James had a realistic three-year window for success. With Wade on a rapid decline, the Heat not doing a tremendous job of replacing roleplayers who were starting to smell like death, this season was more like LeBron James playing with the Cleveland Cavaliers again, but it just so happened to be with guys who had notable names and a catchy Big Three nickname — and not a guy named Daniel Gibson.
We are also going to see James’ overall record in the NBA Finals thrown all over. As if it is worse to go to the Finals and lose than it is to not make it at all.
So, apparently, we are going to punish James for carrying a horrible Cleveland team on his back and losing in the Finals, for losing in the Finals in his first year with a new team and for losing in the Finals with a team that didn’t have nearly as much depth or overall talent as the names on the back of the jerseys would suggest.
I mean, that sounds smart. Let’s keep loving Chris Paul because he can’t even make it to the conference finals, but since his record in the NBA Finals is 0-0 it means he isn’t a choker or something — likely something, but narratives, man.
I’m not saying that this season was anything but disappointing for the Heat. Their only objective was to win NBA championships. They failed their objective this year.

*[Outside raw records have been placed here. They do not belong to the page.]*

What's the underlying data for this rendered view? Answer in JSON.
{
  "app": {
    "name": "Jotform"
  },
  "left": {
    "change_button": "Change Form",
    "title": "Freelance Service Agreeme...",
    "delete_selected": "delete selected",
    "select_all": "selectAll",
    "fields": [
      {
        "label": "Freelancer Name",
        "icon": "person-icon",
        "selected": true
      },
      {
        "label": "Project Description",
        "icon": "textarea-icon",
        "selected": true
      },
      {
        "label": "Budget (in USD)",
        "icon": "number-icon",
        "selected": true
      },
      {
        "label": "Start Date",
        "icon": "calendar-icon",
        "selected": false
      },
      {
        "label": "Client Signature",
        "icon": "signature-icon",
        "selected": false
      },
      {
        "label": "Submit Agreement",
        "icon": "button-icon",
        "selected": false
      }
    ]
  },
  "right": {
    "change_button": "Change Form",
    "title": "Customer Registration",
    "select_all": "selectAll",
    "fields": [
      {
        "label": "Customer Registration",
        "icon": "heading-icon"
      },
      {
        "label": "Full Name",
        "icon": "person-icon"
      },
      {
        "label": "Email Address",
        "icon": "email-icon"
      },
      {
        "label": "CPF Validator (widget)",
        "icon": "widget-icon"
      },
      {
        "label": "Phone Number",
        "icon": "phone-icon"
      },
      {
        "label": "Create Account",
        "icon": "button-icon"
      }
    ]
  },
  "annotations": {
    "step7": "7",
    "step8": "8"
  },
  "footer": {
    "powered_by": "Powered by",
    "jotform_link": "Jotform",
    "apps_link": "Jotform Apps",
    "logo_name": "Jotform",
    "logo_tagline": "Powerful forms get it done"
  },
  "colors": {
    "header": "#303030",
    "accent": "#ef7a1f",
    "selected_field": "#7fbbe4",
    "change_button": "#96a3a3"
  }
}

However, that doesn’t mean every player on this team failed, especially a player who was the biggest reason for any of their successes anyway. Pick at James for not being more aggressive or something, but using heat-induced cramps as proof that he isn’t Michael Jordan is like my 5-year-old daughter’s inability to drive a car makes her less of a NASCAR driver.

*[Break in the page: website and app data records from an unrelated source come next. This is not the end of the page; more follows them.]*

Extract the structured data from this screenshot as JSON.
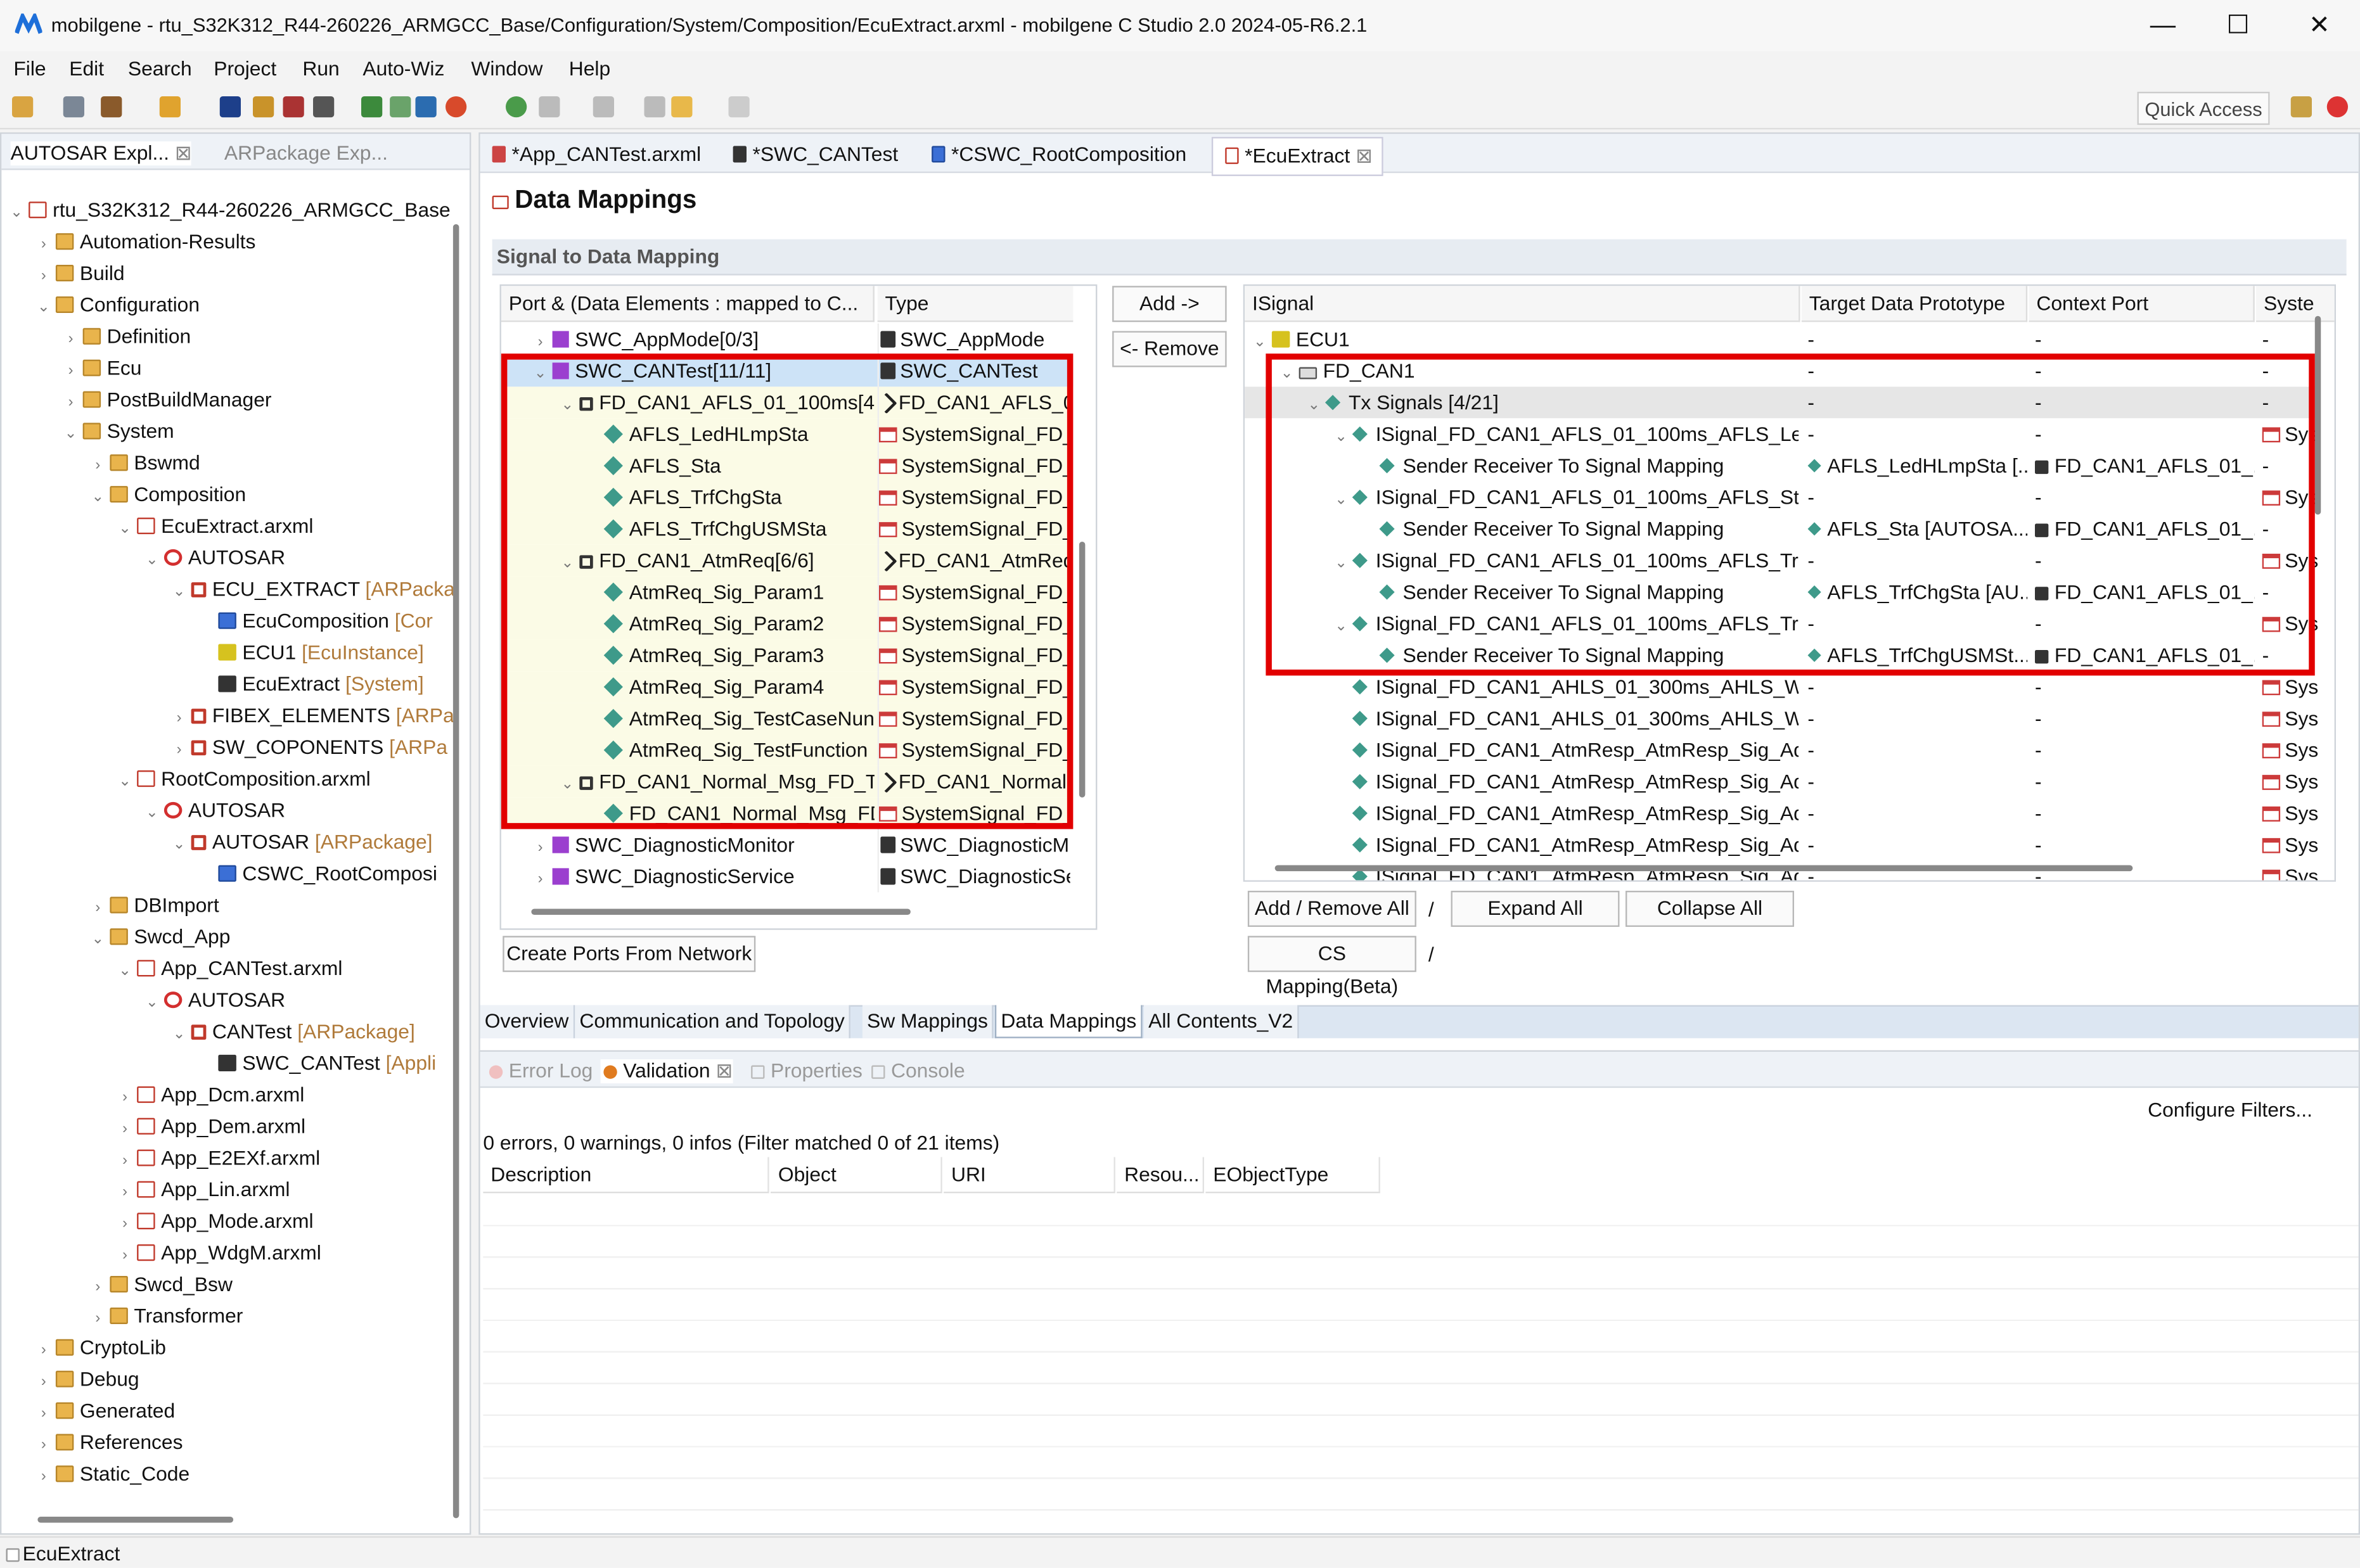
{
  "window": {
    "title": "mobilgene - rtu_S32K312_R44-260226_ARMGCC_Base/Configuration/System/Composition/EcuExtract.arxml - mobilgene C Studio 2.0 2024-05-R6.2.1",
    "minimize": "—",
    "maximize": "☐",
    "close": "✕"
  },
  "menu": [
    "File",
    "Edit",
    "Search",
    "Project",
    "Run",
    "Auto-Wiz",
    "Window",
    "Help"
  ],
  "quick_access": "Quick Access",
  "explorer": {
    "tabs": [
      "AUTOSAR Expl...",
      "ARPackage Exp..."
    ],
    "rows": [
      {
        "t": "rtu_S32K312_R44-260226_ARMGCC_Base",
        "d": 0,
        "ic": "proj",
        "a": "v"
      },
      {
        "t": "Automation-Results",
        "d": 1,
        "ic": "fold",
        "a": ">"
      },
      {
        "t": "Build",
        "d": 1,
        "ic": "fold",
        "a": ">"
      },
      {
        "t": "Configuration",
        "d": 1,
        "ic": "fold",
        "a": "v"
      },
      {
        "t": "Definition",
        "d": 2,
        "ic": "fold",
        "a": ">"
      },
      {
        "t": "Ecu",
        "d": 2,
        "ic": "fold",
        "a": ">"
      },
      {
        "t": "PostBuildManager",
        "d": 2,
        "ic": "fold",
        "a": ">"
      },
      {
        "t": "System",
        "d": 2,
        "ic": "fold",
        "a": "v"
      },
      {
        "t": "Bswmd",
        "d": 3,
        "ic": "fold",
        "a": ">"
      },
      {
        "t": "Composition",
        "d": 3,
        "ic": "fold",
        "a": "v"
      },
      {
        "t": "EcuExtract.arxml",
        "d": 4,
        "ic": "file",
        "a": "v"
      },
      {
        "t": "AUTOSAR",
        "d": 5,
        "ic": "auto",
        "a": "v"
      },
      {
        "t": "ECU_EXTRACT",
        "g": " [ARPacka",
        "d": 6,
        "ic": "pkg",
        "a": "v"
      },
      {
        "t": "EcuComposition",
        "g": " [Cor",
        "d": 7,
        "ic": "cmp",
        "a": ""
      },
      {
        "t": "ECU1",
        "g": " [EcuInstance]",
        "d": 7,
        "ic": "ecu",
        "a": ""
      },
      {
        "t": "EcuExtract",
        "g": " [System]",
        "d": 7,
        "ic": "sysic",
        "a": ""
      },
      {
        "t": "FIBEX_ELEMENTS",
        "g": " [ARPa",
        "d": 6,
        "ic": "pkg",
        "a": ">"
      },
      {
        "t": "SW_COPONENTS",
        "g": " [ARPa",
        "d": 6,
        "ic": "pkg",
        "a": ">"
      },
      {
        "t": "RootComposition.arxml",
        "d": 4,
        "ic": "file",
        "a": "v"
      },
      {
        "t": "AUTOSAR",
        "d": 5,
        "ic": "auto",
        "a": "v"
      },
      {
        "t": "AUTOSAR",
        "g": " [ARPackage]",
        "d": 6,
        "ic": "pkg",
        "a": "v"
      },
      {
        "t": "CSWC_RootComposi",
        "d": 7,
        "ic": "cmp",
        "a": ""
      },
      {
        "t": "DBImport",
        "d": 3,
        "ic": "fold",
        "a": ">"
      },
      {
        "t": "Swcd_App",
        "d": 3,
        "ic": "fold",
        "a": "v"
      },
      {
        "t": "App_CANTest.arxml",
        "d": 4,
        "ic": "file",
        "a": "v"
      },
      {
        "t": "AUTOSAR",
        "d": 5,
        "ic": "auto",
        "a": "v"
      },
      {
        "t": "CANTest",
        "g": " [ARPackage]",
        "d": 6,
        "ic": "pkg",
        "a": "v"
      },
      {
        "t": "SWC_CANTest",
        "g": " [Appli",
        "d": 7,
        "ic": "sysic",
        "a": ""
      },
      {
        "t": "App_Dcm.arxml",
        "d": 4,
        "ic": "file",
        "a": ">"
      },
      {
        "t": "App_Dem.arxml",
        "d": 4,
        "ic": "file",
        "a": ">"
      },
      {
        "t": "App_E2EXf.arxml",
        "d": 4,
        "ic": "file",
        "a": ">"
      },
      {
        "t": "App_Lin.arxml",
        "d": 4,
        "ic": "file",
        "a": ">"
      },
      {
        "t": "App_Mode.arxml",
        "d": 4,
        "ic": "file",
        "a": ">"
      },
      {
        "t": "App_WdgM.arxml",
        "d": 4,
        "ic": "file",
        "a": ">"
      },
      {
        "t": "Swcd_Bsw",
        "d": 3,
        "ic": "fold",
        "a": ">"
      },
      {
        "t": "Transformer",
        "d": 3,
        "ic": "fold",
        "a": ">"
      },
      {
        "t": "CryptoLib",
        "d": 1,
        "ic": "fold",
        "a": ">"
      },
      {
        "t": "Debug",
        "d": 1,
        "ic": "fold",
        "a": ">"
      },
      {
        "t": "Generated",
        "d": 1,
        "ic": "fold",
        "a": ">"
      },
      {
        "t": "References",
        "d": 1,
        "ic": "fold",
        "a": ">"
      },
      {
        "t": "Static_Code",
        "d": 1,
        "ic": "fold",
        "a": ">"
      }
    ]
  },
  "editor_tabs": [
    "*App_CANTest.arxml",
    "*SWC_CANTest",
    "*CSWC_RootComposition",
    "*EcuExtract"
  ],
  "page_title": "Data Mappings",
  "section_title": "Signal to Data Mapping",
  "left_table": {
    "headers": [
      "Port & (Data Elements : mapped to C...",
      "Type"
    ],
    "rows": [
      {
        "a": ">",
        "d": 0,
        "ic": "prt",
        "n": "SWC_AppMode[0/3]",
        "t": "SWC_AppMode",
        "ti": "sysic"
      },
      {
        "a": "v",
        "d": 0,
        "ic": "prt",
        "n": "SWC_CANTest[11/11]",
        "t": "SWC_CANTest",
        "ti": "sysic",
        "sel": true
      },
      {
        "a": "v",
        "d": 1,
        "ic": "box",
        "n": "FD_CAN1_AFLS_01_100ms[4/",
        "t": "FD_CAN1_AFLS_0",
        "ti": "link",
        "y": true
      },
      {
        "a": "",
        "d": 2,
        "ic": "dia",
        "n": "AFLS_LedHLmpSta",
        "t": "SystemSignal_FD_",
        "ti": "sig",
        "y": true
      },
      {
        "a": "",
        "d": 2,
        "ic": "dia",
        "n": "AFLS_Sta",
        "t": "SystemSignal_FD_",
        "ti": "sig",
        "y": true
      },
      {
        "a": "",
        "d": 2,
        "ic": "dia",
        "n": "AFLS_TrfChgSta",
        "t": "SystemSignal_FD_",
        "ti": "sig",
        "y": true
      },
      {
        "a": "",
        "d": 2,
        "ic": "dia",
        "n": "AFLS_TrfChgUSMSta",
        "t": "SystemSignal_FD_",
        "ti": "sig",
        "y": true
      },
      {
        "a": "v",
        "d": 1,
        "ic": "box",
        "n": "FD_CAN1_AtmReq[6/6]",
        "t": "FD_CAN1_AtmReq",
        "ti": "link",
        "y": true
      },
      {
        "a": "",
        "d": 2,
        "ic": "dia",
        "n": "AtmReq_Sig_Param1",
        "t": "SystemSignal_FD_",
        "ti": "sig",
        "y": true
      },
      {
        "a": "",
        "d": 2,
        "ic": "dia",
        "n": "AtmReq_Sig_Param2",
        "t": "SystemSignal_FD_",
        "ti": "sig",
        "y": true
      },
      {
        "a": "",
        "d": 2,
        "ic": "dia",
        "n": "AtmReq_Sig_Param3",
        "t": "SystemSignal_FD_",
        "ti": "sig",
        "y": true
      },
      {
        "a": "",
        "d": 2,
        "ic": "dia",
        "n": "AtmReq_Sig_Param4",
        "t": "SystemSignal_FD_",
        "ti": "sig",
        "y": true
      },
      {
        "a": "",
        "d": 2,
        "ic": "dia",
        "n": "AtmReq_Sig_TestCaseNun",
        "t": "SystemSignal_FD_",
        "ti": "sig",
        "y": true
      },
      {
        "a": "",
        "d": 2,
        "ic": "dia",
        "n": "AtmReq_Sig_TestFunction",
        "t": "SystemSignal_FD_",
        "ti": "sig",
        "y": true
      },
      {
        "a": "v",
        "d": 1,
        "ic": "box",
        "n": "FD_CAN1_Normal_Msg_FD_T",
        "t": "FD_CAN1_Normal",
        "ti": "link",
        "y": true
      },
      {
        "a": "",
        "d": 2,
        "ic": "dia",
        "n": "FD_CAN1_Normal_Msg_FD",
        "t": "SystemSignal_FD_",
        "ti": "sig",
        "y": true
      },
      {
        "a": ">",
        "d": 0,
        "ic": "prt",
        "n": "SWC_DiagnosticMonitor",
        "t": "SWC_DiagnosticM",
        "ti": "sysic"
      },
      {
        "a": ">",
        "d": 0,
        "ic": "prt",
        "n": "SWC_DiagnosticService",
        "t": "SWC_DiagnosticSe",
        "ti": "sysic"
      }
    ]
  },
  "add_button": "Add ->",
  "remove_button": "<- Remove",
  "right_table": {
    "headers": [
      "ISignal",
      "Target Data Prototype",
      "Context Port",
      "Syste"
    ],
    "rows": [
      {
        "a": "v",
        "d": 0,
        "ic": "ecu",
        "n": "ECU1",
        "c1": "-",
        "c2": "-",
        "c3": "-"
      },
      {
        "a": "v",
        "d": 1,
        "ic": "can",
        "n": "FD_CAN1",
        "c1": "-",
        "c2": "-",
        "c3": "-"
      },
      {
        "a": "v",
        "d": 2,
        "ic": "dia",
        "n": "Tx Signals [4/21]",
        "c1": "-",
        "c2": "-",
        "c3": "-",
        "sel": true
      },
      {
        "a": "v",
        "d": 3,
        "ic": "dia",
        "n": "ISignal_FD_CAN1_AFLS_01_100ms_AFLS_LedH",
        "c1": "-",
        "c2": "-",
        "c3": "Sys"
      },
      {
        "a": "",
        "d": 4,
        "ic": "dia",
        "n": "Sender Receiver To Signal Mapping",
        "c1": "AFLS_LedHLmpSta [...",
        "c2": "FD_CAN1_AFLS_01_...",
        "c3": "-"
      },
      {
        "a": "v",
        "d": 3,
        "ic": "dia",
        "n": "ISignal_FD_CAN1_AFLS_01_100ms_AFLS_Sta",
        "c1": "-",
        "c2": "-",
        "c3": "Sys"
      },
      {
        "a": "",
        "d": 4,
        "ic": "dia",
        "n": "Sender Receiver To Signal Mapping",
        "c1": "AFLS_Sta [AUTOSA...",
        "c2": "FD_CAN1_AFLS_01_...",
        "c3": "-"
      },
      {
        "a": "v",
        "d": 3,
        "ic": "dia",
        "n": "ISignal_FD_CAN1_AFLS_01_100ms_AFLS_TrfCh",
        "c1": "-",
        "c2": "-",
        "c3": "Sys"
      },
      {
        "a": "",
        "d": 4,
        "ic": "dia",
        "n": "Sender Receiver To Signal Mapping",
        "c1": "AFLS_TrfChgSta [AU...",
        "c2": "FD_CAN1_AFLS_01_...",
        "c3": "-"
      },
      {
        "a": "v",
        "d": 3,
        "ic": "dia",
        "n": "ISignal_FD_CAN1_AFLS_01_100ms_AFLS_TrfCh",
        "c1": "-",
        "c2": "-",
        "c3": "Sys"
      },
      {
        "a": "",
        "d": 4,
        "ic": "dia",
        "n": "Sender Receiver To Signal Mapping",
        "c1": "AFLS_TrfChgUSMSt...",
        "c2": "FD_CAN1_AFLS_01_...",
        "c3": "-"
      },
      {
        "a": "",
        "d": 3,
        "ic": "dia",
        "n": "ISignal_FD_CAN1_AHLS_01_300ms_AHLS_Wrn",
        "c1": "-",
        "c2": "-",
        "c3": "Sys"
      },
      {
        "a": "",
        "d": 3,
        "ic": "dia",
        "n": "ISignal_FD_CAN1_AHLS_01_300ms_AHLS_Wrn",
        "c1": "-",
        "c2": "-",
        "c3": "Sys"
      },
      {
        "a": "",
        "d": 3,
        "ic": "dia",
        "n": "ISignal_FD_CAN1_AtmResp_AtmResp_Sig_Adc",
        "c1": "-",
        "c2": "-",
        "c3": "Sys"
      },
      {
        "a": "",
        "d": 3,
        "ic": "dia",
        "n": "ISignal_FD_CAN1_AtmResp_AtmResp_Sig_Adc",
        "c1": "-",
        "c2": "-",
        "c3": "Sys"
      },
      {
        "a": "",
        "d": 3,
        "ic": "dia",
        "n": "ISignal_FD_CAN1_AtmResp_AtmResp_Sig_Adc",
        "c1": "-",
        "c2": "-",
        "c3": "Sys"
      },
      {
        "a": "",
        "d": 3,
        "ic": "dia",
        "n": "ISignal_FD_CAN1_AtmResp_AtmResp_Sig_Adc",
        "c1": "-",
        "c2": "-",
        "c3": "Sys"
      },
      {
        "a": "",
        "d": 3,
        "ic": "dia",
        "n": "ISignal_FD_CAN1_AtmResp_AtmResp_Sig_Adc",
        "c1": "-",
        "c2": "-",
        "c3": "Sys"
      }
    ]
  },
  "buttons": {
    "add_remove_all": "Add / Remove All",
    "sep": "/",
    "expand_all": "Expand All",
    "collapse_all": "Collapse All",
    "create_ports": "Create Ports From Network",
    "cs_mapping": "CS Mapping(Beta)"
  },
  "page_tabs": [
    "Overview",
    "Communication and Topology",
    "Sw Mappings",
    "Data Mappings",
    "All Contents_V2"
  ],
  "bottom_tabs": [
    "Error Log",
    "Validation",
    "Properties",
    "Console"
  ],
  "validation": {
    "summary": "0 errors, 0 warnings, 0 infos (Filter matched 0 of 21 items)",
    "configure": "Configure Filters...",
    "headers": [
      "Description",
      "Object",
      "URI",
      "Resou...",
      "EObjectType"
    ]
  },
  "status": "EcuExtract"
}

Some things people just can’t control. I swear it. It doesn’t always have to mean something.
I get it, though. Seriously, I do. The headline “Welp, There’s Always Next Year” doesn’t read as well as “LeBron James Ate a Member of the Endangered Species List,” so a large portion of the new, but not new at all, James narrative will be pushed by people like me.
Just try to remember that none of this is new, we just keep changing the standards for him, as LeBron James is the first true superstar of the social media era and he is going to pay the price for our inability to have rational thought or patience.
It’s just easier to blame the biggest name, rely on tired narratives or look for some bigger picture in a game. The Finals wasn’t a Shakespearean story about two different commodities battles it out for supremacy. It was about two really good basketball teams, one who was better the year before and one that was better this year.
It wasn’t about a shift in the way the NBA will be played or how teams will be built going forward. Believe or not, the Spurs have not won the NBA title in every year since the existence of Tim Duncan. Finally, the NBA Finals was not about a player’s legacy.
Yes, LeBron James is getting older, has played in more games at 30 than Jordan did at this point, but his legacy is far from being written.
Because, you know, he is still actually playing.
Every offseason we ask for more out of James. First it was about winning, then getting a better postgame, then better TV commercials, then having a better grasp of placating to Wade’s ego, now it is going to be something about something that he has already done — win NBA titles.
So, yeah, as much as we will continue to knock James for whatever because I actually don’t know, we haven’t been able to actually improve our own complaints about whatever it is that we complain about in his game. We will just retread what it is that we have already said, avoid any logical conversations that could be had involving him, and use not-so-funny memes of LeBron crying to make our point.
All while screaming the name of Michael Jordan to the rooftops because … Space Jam — I guess.
Even R. Kelly would be so disappointed in us all.